Originally created 02/25/02

What's new with Andre? Plenty



SAN JOSE, Calif. -- He's got a new coach, a newborn son and a recovering wrist, the sort of upheaval that might fluster an athlete. Andre Agassi is looking forward to a great year.

"If history is any measuring stick, I'm in a perfect position to play my best tennis - coming off a wrist injury, losing my coach and having a child," he said with a laugh.

After several weeks off to rehab his wrist, Agassi returns to competition this week in the Siebel Open, the Northern California tour stop he has won four times. Accompanying him will be his coach of fewer than two weeks, Darren Cahill.

"It always has been the time when I, in a sense, shine the most - when things seem to kind of be working against me," Agassi said.

In 1994, Agassi came back from wrist surgery to win the U.S. Open, becoming the first unseeded player to claim the title. It was the same year he took on former player Brad Gilbert as his coach and climbed to No. 2 in the rankings.

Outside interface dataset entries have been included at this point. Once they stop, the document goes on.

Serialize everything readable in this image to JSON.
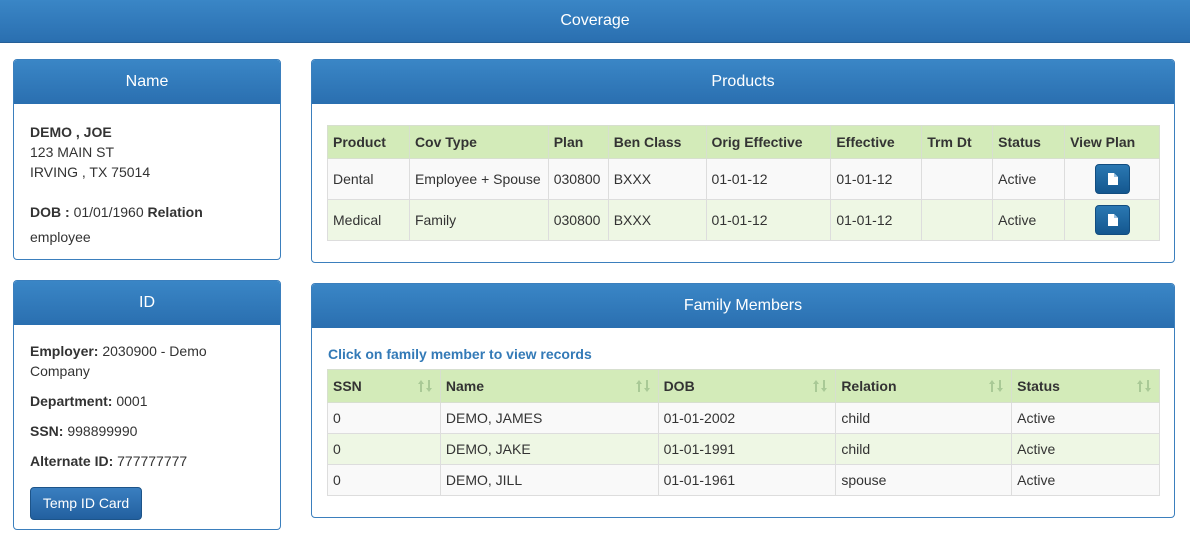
{
  "header": {
    "title": "Coverage"
  },
  "name_panel": {
    "title": "Name",
    "full_name": "DEMO , JOE",
    "address_line1": "123 MAIN ST",
    "address_line2": "IRVING , TX 75014",
    "dob_label": "DOB :",
    "dob_value": "01/01/1960",
    "relation_label": "Relation",
    "relation_value": "employee"
  },
  "id_panel": {
    "title": "ID",
    "employer_label": "Employer:",
    "employer_value": "2030900 - Demo Company",
    "department_label": "Department:",
    "department_value": "0001",
    "ssn_label": "SSN:",
    "ssn_value": "998899990",
    "alt_id_label": "Alternate ID:",
    "alt_id_value": "777777777",
    "temp_id_button": "Temp ID Card"
  },
  "products": {
    "title": "Products",
    "columns": [
      "Product",
      "Cov Type",
      "Plan",
      "Ben Class",
      "Orig Effective",
      "Effective",
      "Trm Dt",
      "Status",
      "View Plan"
    ],
    "rows": [
      {
        "product": "Dental",
        "cov_type": "Employee + Spouse",
        "plan": "030800",
        "ben_class": "BXXX",
        "orig_effective": "01-01-12",
        "effective": "01-01-12",
        "trm_dt": "",
        "status": "Active"
      },
      {
        "product": "Medical",
        "cov_type": "Family",
        "plan": "030800",
        "ben_class": "BXXX",
        "orig_effective": "01-01-12",
        "effective": "01-01-12",
        "trm_dt": "",
        "status": "Active"
      }
    ],
    "view_icon": "file-icon"
  },
  "family": {
    "title": "Family Members",
    "hint": "Click on family member to view records",
    "columns": [
      "SSN",
      "Name",
      "DOB",
      "Relation",
      "Status"
    ],
    "sort_icon": "sort-icon",
    "rows": [
      {
        "ssn": "0",
        "name": "DEMO, JAMES",
        "dob": "01-01-2002",
        "relation": "child",
        "status": "Active"
      },
      {
        "ssn": "0",
        "name": "DEMO, JAKE",
        "dob": "01-01-1991",
        "relation": "child",
        "status": "Active"
      },
      {
        "ssn": "0",
        "name": "DEMO, JILL",
        "dob": "01-01-1961",
        "relation": "spouse",
        "status": "Active"
      }
    ]
  },
  "colors": {
    "header_blue": "#2f78b9",
    "table_header_green": "#d3ebb9",
    "link_blue": "#337ab7"
  }
}
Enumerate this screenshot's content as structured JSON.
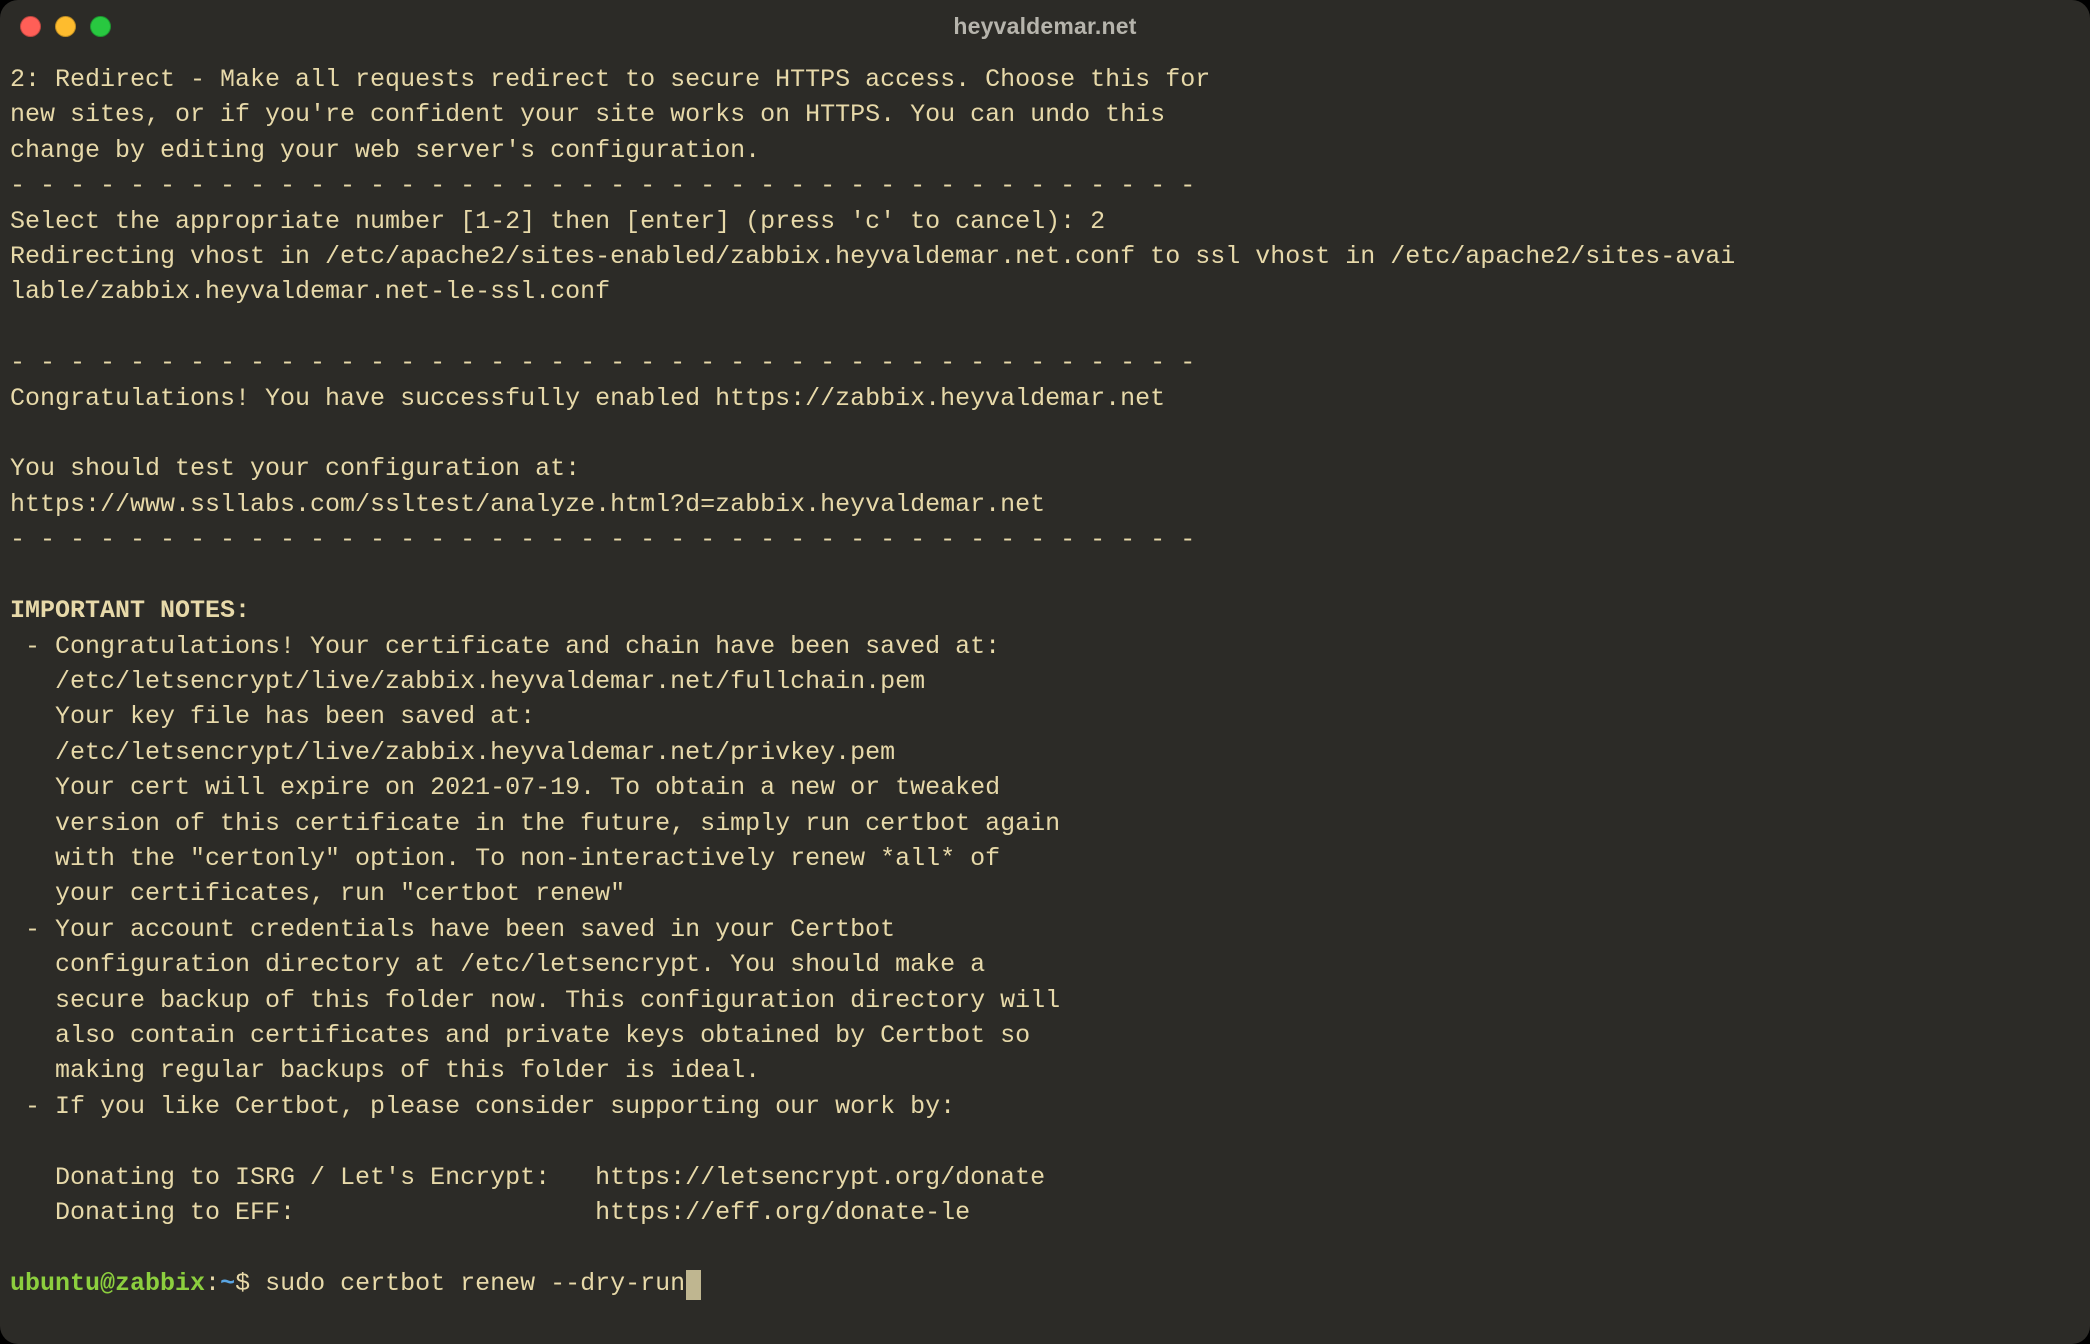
{
  "window": {
    "title": "heyvaldemar.net"
  },
  "terminal": {
    "lines": {
      "l00": "2: Redirect - Make all requests redirect to secure HTTPS access. Choose this for",
      "l01": "new sites, or if you're confident your site works on HTTPS. You can undo this",
      "l02": "change by editing your web server's configuration.",
      "l03": "- - - - - - - - - - - - - - - - - - - - - - - - - - - - - - - - - - - - - - - -",
      "l04": "Select the appropriate number [1-2] then [enter] (press 'c' to cancel): 2",
      "l05": "Redirecting vhost in /etc/apache2/sites-enabled/zabbix.heyvaldemar.net.conf to ssl vhost in /etc/apache2/sites-avai",
      "l06": "lable/zabbix.heyvaldemar.net-le-ssl.conf",
      "l07": "",
      "l08": "- - - - - - - - - - - - - - - - - - - - - - - - - - - - - - - - - - - - - - - -",
      "l09": "Congratulations! You have successfully enabled https://zabbix.heyvaldemar.net",
      "l10": "",
      "l11": "You should test your configuration at:",
      "l12": "https://www.ssllabs.com/ssltest/analyze.html?d=zabbix.heyvaldemar.net",
      "l13": "- - - - - - - - - - - - - - - - - - - - - - - - - - - - - - - - - - - - - - - -",
      "l14": "",
      "l15": "IMPORTANT NOTES:",
      "l16": " - Congratulations! Your certificate and chain have been saved at:",
      "l17": "   /etc/letsencrypt/live/zabbix.heyvaldemar.net/fullchain.pem",
      "l18": "   Your key file has been saved at:",
      "l19": "   /etc/letsencrypt/live/zabbix.heyvaldemar.net/privkey.pem",
      "l20": "   Your cert will expire on 2021-07-19. To obtain a new or tweaked",
      "l21": "   version of this certificate in the future, simply run certbot again",
      "l22": "   with the \"certonly\" option. To non-interactively renew *all* of",
      "l23": "   your certificates, run \"certbot renew\"",
      "l24": " - Your account credentials have been saved in your Certbot",
      "l25": "   configuration directory at /etc/letsencrypt. You should make a",
      "l26": "   secure backup of this folder now. This configuration directory will",
      "l27": "   also contain certificates and private keys obtained by Certbot so",
      "l28": "   making regular backups of this folder is ideal.",
      "l29": " - If you like Certbot, please consider supporting our work by:",
      "l30": "",
      "l31": "   Donating to ISRG / Let's Encrypt:   https://letsencrypt.org/donate",
      "l32": "   Donating to EFF:                    https://eff.org/donate-le",
      "l33": ""
    },
    "prompt": {
      "user_host": "ubuntu@zabbix",
      "colon": ":",
      "path": "~",
      "dollar": "$ ",
      "command": "sudo certbot renew --dry-run"
    }
  }
}
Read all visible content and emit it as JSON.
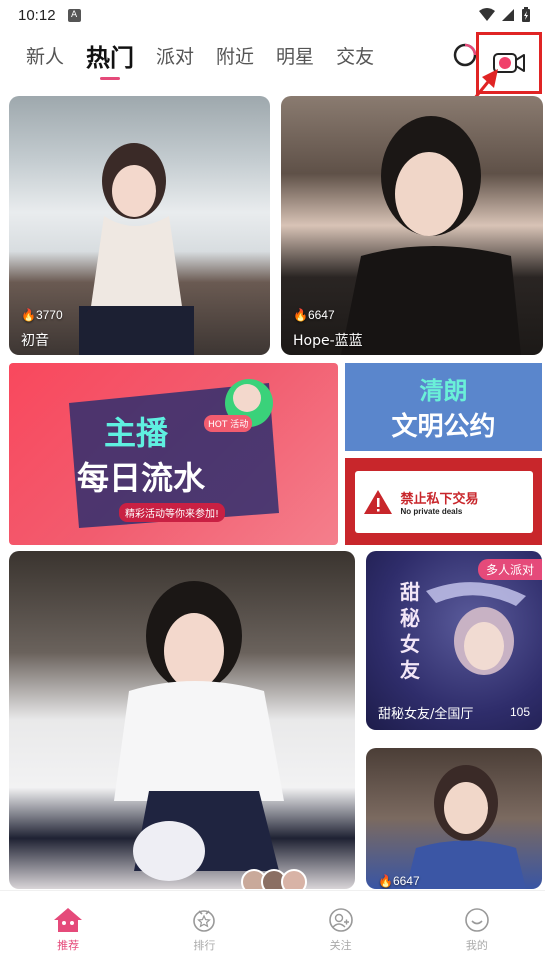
{
  "status": {
    "time": "10:12",
    "indicator": "A"
  },
  "tabs": [
    {
      "label": "新人"
    },
    {
      "label": "热门"
    },
    {
      "label": "派对"
    },
    {
      "label": "附近"
    },
    {
      "label": "明星"
    },
    {
      "label": "交友"
    }
  ],
  "active_tab": "热门",
  "feed": {
    "card1": {
      "heat": "3770",
      "name": "初音"
    },
    "card2": {
      "heat": "6647",
      "name": "Hope-蓝蓝"
    },
    "banner_main": {
      "badge": "HOT 活动",
      "line1": "主播",
      "line2": "每日流水",
      "subline": "精彩活动等你来参加!"
    },
    "banner_r1": {
      "line1": "清朗",
      "line2": "文明公约"
    },
    "banner_r2": {
      "title": "禁止私下交易",
      "subtitle": "No private deals"
    },
    "card4": {
      "tag": "多人派对",
      "art_text": "甜秘女友",
      "name": "甜秘女友/全国厅",
      "count": "105"
    },
    "card5": {
      "heat": "6647"
    }
  },
  "bottom_nav": [
    {
      "label": "推荐",
      "icon": "home-icon"
    },
    {
      "label": "排行",
      "icon": "ranking-icon"
    },
    {
      "label": "关注",
      "icon": "follow-icon"
    },
    {
      "label": "我的",
      "icon": "profile-icon"
    }
  ],
  "colors": {
    "accent": "#e54a7a",
    "highlight_box": "#e02424"
  }
}
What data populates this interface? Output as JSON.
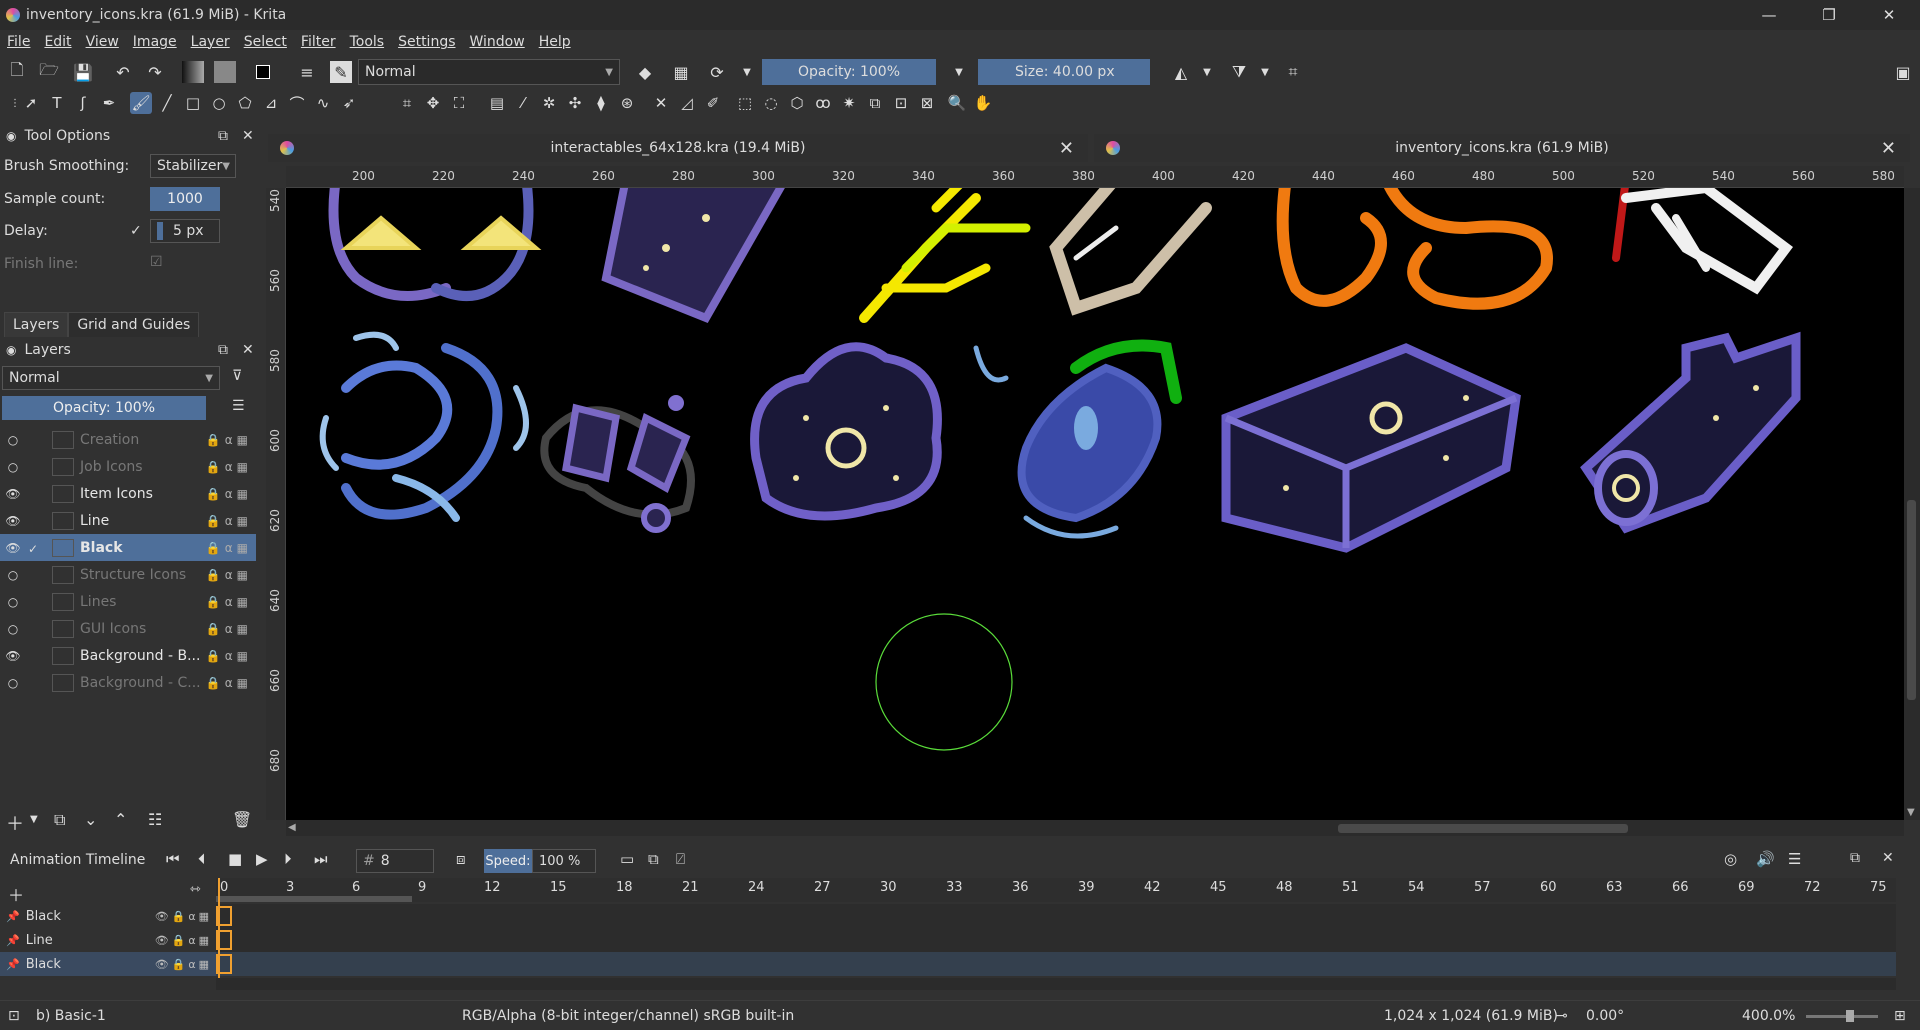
{
  "window": {
    "title": "inventory_icons.kra (61.9 MiB) - Krita",
    "minimize": "—",
    "maximize": "❐",
    "close": "✕"
  },
  "menu": [
    "File",
    "Edit",
    "View",
    "Image",
    "Layer",
    "Select",
    "Filter",
    "Tools",
    "Settings",
    "Window",
    "Help"
  ],
  "toolbar": {
    "blend_mode": "Normal",
    "opacity": "Opacity: 100%",
    "size": "Size: 40.00 px"
  },
  "tool_options": {
    "title": "Tool Options",
    "brush_smoothing_label": "Brush Smoothing:",
    "brush_smoothing_value": "Stabilizer",
    "sample_count_label": "Sample count:",
    "sample_count_value": "1000",
    "delay_label": "Delay:",
    "delay_value": "5 px",
    "finish_line_label": "Finish line:"
  },
  "layers_panel": {
    "tabs": [
      "Layers",
      "Grid and Guides"
    ],
    "title": "Layers",
    "blend_mode": "Normal",
    "opacity": "Opacity:  100%",
    "layers": [
      {
        "name": "Creation",
        "visible": false,
        "dim": true
      },
      {
        "name": "Job Icons",
        "visible": false,
        "dim": true
      },
      {
        "name": "Item Icons",
        "visible": true,
        "dim": false
      },
      {
        "name": "Line",
        "visible": true,
        "dim": false
      },
      {
        "name": "Black",
        "visible": true,
        "dim": false,
        "selected": true
      },
      {
        "name": "Structure Icons",
        "visible": false,
        "dim": true
      },
      {
        "name": "Lines",
        "visible": false,
        "dim": true
      },
      {
        "name": "GUI Icons",
        "visible": false,
        "dim": true
      },
      {
        "name": "Background - B...",
        "visible": true,
        "dim": false
      },
      {
        "name": "Background - C...",
        "visible": false,
        "dim": true
      }
    ]
  },
  "documents": [
    {
      "title": "interactables_64x128.kra (19.4 MiB)"
    },
    {
      "title": "inventory_icons.kra (61.9 MiB)"
    }
  ],
  "ruler": {
    "h_ticks": [
      "200",
      "220",
      "240",
      "260",
      "280",
      "300",
      "320",
      "340",
      "360",
      "380",
      "400",
      "420",
      "440",
      "460",
      "480",
      "500",
      "520",
      "540",
      "560",
      "580"
    ],
    "v_ticks": [
      "540",
      "560",
      "580",
      "600",
      "620",
      "640",
      "660",
      "680"
    ]
  },
  "timeline": {
    "title": "Animation Timeline",
    "frame": "8",
    "speed_label": "Speed:",
    "speed_value": "100 %",
    "frame_ticks": [
      "0",
      "3",
      "6",
      "9",
      "12",
      "15",
      "18",
      "21",
      "24",
      "27",
      "30",
      "33",
      "36",
      "39",
      "42",
      "45",
      "48",
      "51",
      "54",
      "57",
      "60",
      "63",
      "66",
      "69",
      "72",
      "75"
    ],
    "tracks": [
      "Black",
      "Line",
      "Black"
    ]
  },
  "status": {
    "brush": "b) Basic-1",
    "color_space": "RGB/Alpha (8-bit integer/channel)  sRGB built-in",
    "dimensions": "1,024 x 1,024 (61.9 MiB)",
    "rotation": "0.00°",
    "zoom": "400.0%"
  }
}
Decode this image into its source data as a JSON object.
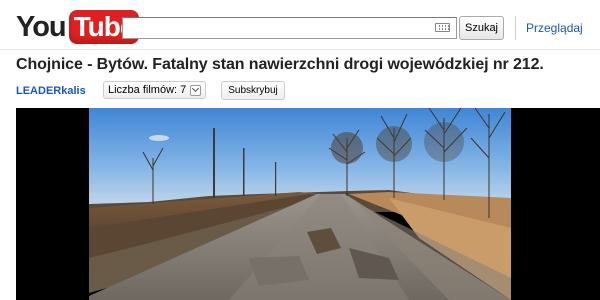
{
  "header": {
    "logo": {
      "you": "You",
      "tube": "Tube"
    },
    "search": {
      "value": "",
      "button_label": "Szukaj"
    },
    "browse_label": "Przeglądaj"
  },
  "video": {
    "title": "Chojnice - Bytów. Fatalny stan nawierzchni drogi wojewódzkiej nr 212.",
    "channel": "LEADERkalis",
    "count_label": "Liczba filmów:",
    "count_value": "7",
    "subscribe_label": "Subskrybuj"
  },
  "colors": {
    "logo_red": "#e02020",
    "link_blue": "#1a56c2"
  },
  "icons": [
    "keyboard-icon",
    "chevron-down-icon"
  ]
}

Starting late last year, things started to shift again. Agassi married former tennis star Steffi Graf, and they welcomed a son, Jaden Gil, in October.

Last month, Agassi pulled out of the Australian Open at the last minute after reaggravating his old wrist injury in an exhibition warmup against Pete Sampras.

Agassi was vying to become the first man since Roy Emerson to win the Australian Open in three straight years, but the injury concerned him.

"I'm worried about the state of it and what it might mean," Agassi said at the time. "The pain was bad and fairly familiar."

Soon thereafter, Agassi parted ways with Gilbert.

Agassi adjusted. To fatherhood. To rehabilitation. To tennis without Gilbert.

"I'm going to work hard at making the last years that I have, how ever many they may be, the best," he said. "I believe I still have a lot of great tennis ahead of me, certainly a lot of great memories still ahead of me on the tennis court."

The first step was rehab. His doctor, hand specialist Leonard Gordon, described the problem as a "hyperextension injury with swelling in the tendons at the back of the wrist."

Gordon only recently cleared Agassi to play in the tournament, after he displayed a full range of motion in the wrist.

Agassi's next move was to replace Gilbert, his close friend. The split was amicable.

"It's been eight incredible years, and neither one of us wants to run the risk of our coach-student relationship becoming stale," Agassi said.

Cahill parted with the current No. 1 player, Lleyton Hewitt, in December. Hewitt is seeded first in the Siebel Open, played at the Compaq Center in San Jose.

"We just sort of came to an end. Darren let me know he was resigning and I didn't have a problem with that," Hewitt explained. "I felt like we've had a great partnership over the last three or four years that we've been together."

Agassi is seeded second in the tournament. He and Hewitt are in separate brackets, meaning the two can only meet in the final. Defending champion Greg Rusedski, who beat Agassi in the final last year, also is scheduled to play this week.

Above all else, Agassi gives his new family credit for keeping him grounded.

"Anybody who is a parent knows what a treasure it is. It's a miracle every day," he said. "It's like Christmas every day - the perspective and the clarity and the way you see the priorities in your life."